There are two basic types of congenital hypothyroidism known as permanent and transient.
• Permanent congenital hypothyroidism - This condition is usually the result of a missing or abnormal thyroid that cannot produce enough thyroid hormone. Infants born with this type of hypothyroidism will need life-long treatment.
• Transient congenital hypothyroidism – Approximately 10 to 20 percent of infants born with hypothyroidism have this temporary form of the disease. In most cases, the cause is iodine deficiency due to the mother not having enough iodine in her diet.
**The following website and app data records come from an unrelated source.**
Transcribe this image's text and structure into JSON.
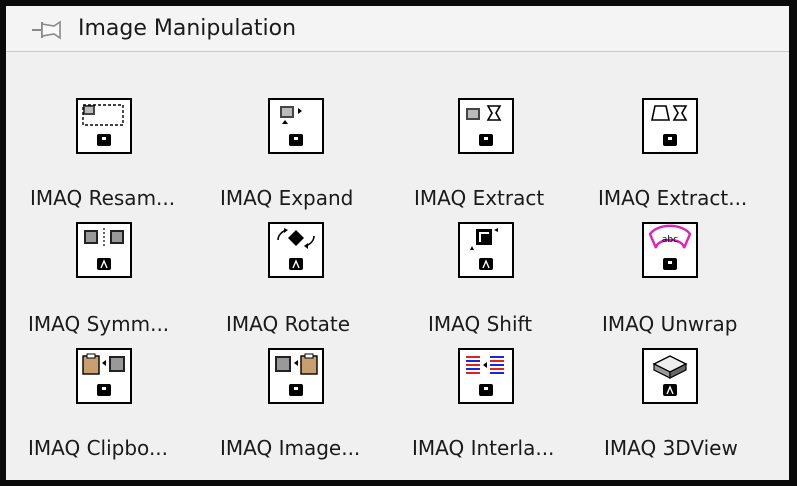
{
  "palette": {
    "title": "Image Manipulation",
    "pin_icon": "pin-icon",
    "items": [
      {
        "label": "IMAQ Resam...",
        "icon": "resample-icon",
        "badge": "polymorphic-instance-icon"
      },
      {
        "label": "IMAQ Expand",
        "icon": "expand-icon",
        "badge": "polymorphic-instance-icon"
      },
      {
        "label": "IMAQ Extract",
        "icon": "extract-icon",
        "badge": "polymorphic-instance-icon"
      },
      {
        "label": "IMAQ Extract...",
        "icon": "extract-tetragon-icon",
        "badge": "polymorphic-instance-icon"
      },
      {
        "label": "IMAQ Symm...",
        "icon": "symmetry-icon",
        "badge": "ai-badge-icon"
      },
      {
        "label": "IMAQ Rotate",
        "icon": "rotate-icon",
        "badge": "ai-badge-icon"
      },
      {
        "label": "IMAQ Shift",
        "icon": "shift-icon",
        "badge": "ai-badge-icon"
      },
      {
        "label": "IMAQ Unwrap",
        "icon": "unwrap-icon",
        "badge": "polymorphic-instance-icon"
      },
      {
        "label": "IMAQ Clipbo...",
        "icon": "clipboard-to-image-icon",
        "badge": "polymorphic-instance-icon"
      },
      {
        "label": "IMAQ Image...",
        "icon": "image-to-clipboard-icon",
        "badge": "polymorphic-instance-icon"
      },
      {
        "label": "IMAQ Interla...",
        "icon": "interlace-icon",
        "badge": "polymorphic-instance-icon"
      },
      {
        "label": "IMAQ 3DView",
        "icon": "3dview-icon",
        "badge": "ai-badge-icon"
      }
    ]
  }
}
Adding iodine to the baby’s diet can reverse this type of hypothyroidism.
Women who have autoimmune thyroid disease can transfer antibodies to the unborn baby that prevents the baby’s thyroid from functioning correctly. This condition usually corrects itself within three months after birth as the mother’s antibodies are naturally cleared from the baby. Babies exposed to very high doses of iodine due to medications their mothers take while pregnant may also experience temporary malfunction of the thyroid that will resolve over time.
Infants with congenital hypothyroidism are often noted as being “good babies” because they do not cry as much as other infants and sleep most of the time.
Other symptoms of CH include:
• High birth weight
• Large head size
• Lower activity level, slow movements
• Feeding problems
• Poor growth or small size
• Jaundice (yellow coloration in the skin and whites of the eyes)
• Constipation or less stool
• Hoarse cry
• Dull expression
• Puffy face